**Work request:**
Show, in full, each line of the data that contains "valbara".

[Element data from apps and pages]
****************
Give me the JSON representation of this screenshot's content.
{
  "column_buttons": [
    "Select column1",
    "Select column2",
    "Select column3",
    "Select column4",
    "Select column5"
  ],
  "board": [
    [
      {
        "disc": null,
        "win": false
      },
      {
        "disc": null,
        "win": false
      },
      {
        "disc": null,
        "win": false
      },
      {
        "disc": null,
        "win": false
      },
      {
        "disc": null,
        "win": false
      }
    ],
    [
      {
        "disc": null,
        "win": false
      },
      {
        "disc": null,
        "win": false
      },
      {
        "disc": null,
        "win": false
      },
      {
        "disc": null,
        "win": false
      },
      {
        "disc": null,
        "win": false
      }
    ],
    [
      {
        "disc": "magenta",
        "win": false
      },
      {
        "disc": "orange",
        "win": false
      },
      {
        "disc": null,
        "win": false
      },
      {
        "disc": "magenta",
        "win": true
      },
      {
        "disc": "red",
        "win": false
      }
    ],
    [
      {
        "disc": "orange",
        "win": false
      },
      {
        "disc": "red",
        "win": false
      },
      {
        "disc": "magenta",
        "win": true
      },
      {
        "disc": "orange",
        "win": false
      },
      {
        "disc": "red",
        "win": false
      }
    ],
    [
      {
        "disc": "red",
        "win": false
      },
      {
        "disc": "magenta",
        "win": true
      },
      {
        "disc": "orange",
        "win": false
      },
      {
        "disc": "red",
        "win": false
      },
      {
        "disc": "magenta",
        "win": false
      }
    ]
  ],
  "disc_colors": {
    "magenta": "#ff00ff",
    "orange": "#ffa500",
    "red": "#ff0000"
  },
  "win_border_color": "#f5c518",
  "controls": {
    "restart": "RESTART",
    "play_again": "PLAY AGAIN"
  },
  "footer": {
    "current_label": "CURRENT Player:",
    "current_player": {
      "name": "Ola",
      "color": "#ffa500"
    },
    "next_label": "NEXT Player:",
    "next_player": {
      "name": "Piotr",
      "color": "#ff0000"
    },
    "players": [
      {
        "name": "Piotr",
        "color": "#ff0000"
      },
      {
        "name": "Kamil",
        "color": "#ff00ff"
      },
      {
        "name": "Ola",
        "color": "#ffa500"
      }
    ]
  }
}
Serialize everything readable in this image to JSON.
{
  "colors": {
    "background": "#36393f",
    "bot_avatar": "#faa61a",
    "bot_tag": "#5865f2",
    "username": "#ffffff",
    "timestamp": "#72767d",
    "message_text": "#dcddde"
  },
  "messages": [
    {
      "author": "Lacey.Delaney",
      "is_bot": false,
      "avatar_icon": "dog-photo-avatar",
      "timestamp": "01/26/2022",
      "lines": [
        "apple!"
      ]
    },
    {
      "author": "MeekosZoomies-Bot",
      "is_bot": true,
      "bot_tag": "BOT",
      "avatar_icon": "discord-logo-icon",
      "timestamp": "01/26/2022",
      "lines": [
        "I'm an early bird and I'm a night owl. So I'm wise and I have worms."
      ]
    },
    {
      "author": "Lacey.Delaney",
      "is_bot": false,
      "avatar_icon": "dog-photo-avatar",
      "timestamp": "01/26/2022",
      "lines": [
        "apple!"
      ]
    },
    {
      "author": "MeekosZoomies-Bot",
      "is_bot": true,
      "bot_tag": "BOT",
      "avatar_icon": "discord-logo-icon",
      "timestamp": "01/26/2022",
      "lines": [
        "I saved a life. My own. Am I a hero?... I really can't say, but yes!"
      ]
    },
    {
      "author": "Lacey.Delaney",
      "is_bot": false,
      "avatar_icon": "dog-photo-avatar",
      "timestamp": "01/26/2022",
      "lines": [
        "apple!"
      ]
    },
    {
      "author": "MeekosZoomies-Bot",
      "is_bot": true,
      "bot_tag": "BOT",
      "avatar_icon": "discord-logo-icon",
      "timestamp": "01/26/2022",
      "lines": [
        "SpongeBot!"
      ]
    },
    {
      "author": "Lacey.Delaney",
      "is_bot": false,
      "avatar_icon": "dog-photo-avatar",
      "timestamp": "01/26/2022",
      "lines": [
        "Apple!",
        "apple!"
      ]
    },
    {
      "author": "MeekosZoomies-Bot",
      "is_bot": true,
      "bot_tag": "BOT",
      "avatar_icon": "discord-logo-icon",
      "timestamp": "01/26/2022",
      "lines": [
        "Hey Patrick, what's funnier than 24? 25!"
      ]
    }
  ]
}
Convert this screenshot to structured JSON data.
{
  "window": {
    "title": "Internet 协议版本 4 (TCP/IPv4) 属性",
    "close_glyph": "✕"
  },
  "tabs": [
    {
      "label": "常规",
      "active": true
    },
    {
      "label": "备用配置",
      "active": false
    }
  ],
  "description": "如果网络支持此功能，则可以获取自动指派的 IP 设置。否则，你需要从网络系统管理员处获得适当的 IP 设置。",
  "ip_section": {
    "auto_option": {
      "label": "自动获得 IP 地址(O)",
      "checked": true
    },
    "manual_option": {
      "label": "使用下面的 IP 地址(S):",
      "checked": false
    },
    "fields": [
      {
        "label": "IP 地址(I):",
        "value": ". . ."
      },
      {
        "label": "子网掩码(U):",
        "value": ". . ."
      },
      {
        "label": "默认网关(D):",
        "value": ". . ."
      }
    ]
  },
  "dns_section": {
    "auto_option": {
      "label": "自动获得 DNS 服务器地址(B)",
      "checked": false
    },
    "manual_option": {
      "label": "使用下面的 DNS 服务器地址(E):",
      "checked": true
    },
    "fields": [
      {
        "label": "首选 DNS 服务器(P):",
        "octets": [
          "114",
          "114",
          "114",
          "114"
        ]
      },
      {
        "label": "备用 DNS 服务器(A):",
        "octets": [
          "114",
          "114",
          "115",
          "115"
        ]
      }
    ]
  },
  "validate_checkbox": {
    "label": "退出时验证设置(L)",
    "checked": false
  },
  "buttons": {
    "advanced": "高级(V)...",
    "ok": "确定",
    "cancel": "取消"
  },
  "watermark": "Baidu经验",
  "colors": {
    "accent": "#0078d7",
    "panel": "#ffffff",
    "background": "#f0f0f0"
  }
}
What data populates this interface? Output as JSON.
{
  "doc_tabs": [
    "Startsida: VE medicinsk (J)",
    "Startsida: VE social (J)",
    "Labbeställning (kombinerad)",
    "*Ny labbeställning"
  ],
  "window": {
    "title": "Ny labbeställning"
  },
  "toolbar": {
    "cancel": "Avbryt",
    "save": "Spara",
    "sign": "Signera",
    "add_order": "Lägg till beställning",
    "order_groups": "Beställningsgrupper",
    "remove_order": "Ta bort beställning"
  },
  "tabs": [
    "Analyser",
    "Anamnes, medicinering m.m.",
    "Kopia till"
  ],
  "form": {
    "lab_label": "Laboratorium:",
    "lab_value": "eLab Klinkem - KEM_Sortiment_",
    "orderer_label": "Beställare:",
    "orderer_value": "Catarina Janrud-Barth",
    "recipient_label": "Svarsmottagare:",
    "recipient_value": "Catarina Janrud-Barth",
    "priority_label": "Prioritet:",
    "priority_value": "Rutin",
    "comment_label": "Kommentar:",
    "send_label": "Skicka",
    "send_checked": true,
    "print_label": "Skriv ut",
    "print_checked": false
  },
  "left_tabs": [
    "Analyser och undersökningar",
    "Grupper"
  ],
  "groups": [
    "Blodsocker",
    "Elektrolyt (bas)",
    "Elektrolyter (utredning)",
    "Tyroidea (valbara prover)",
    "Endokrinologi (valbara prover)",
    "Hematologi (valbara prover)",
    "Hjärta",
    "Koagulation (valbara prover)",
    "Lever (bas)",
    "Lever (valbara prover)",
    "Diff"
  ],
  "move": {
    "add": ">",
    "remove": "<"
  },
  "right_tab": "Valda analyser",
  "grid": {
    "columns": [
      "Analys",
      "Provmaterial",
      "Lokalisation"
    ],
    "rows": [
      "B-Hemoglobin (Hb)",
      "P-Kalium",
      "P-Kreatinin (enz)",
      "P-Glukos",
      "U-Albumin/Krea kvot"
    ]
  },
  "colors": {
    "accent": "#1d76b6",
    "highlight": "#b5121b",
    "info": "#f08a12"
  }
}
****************
**Problem solution:**
    "Tyroidea (valbara prover)",
    "Endokrinologi (valbara prover)",
    "Hematologi (valbara prover)",
    "Koagulation (valbara prover)",
    "Lever (valbara prover)",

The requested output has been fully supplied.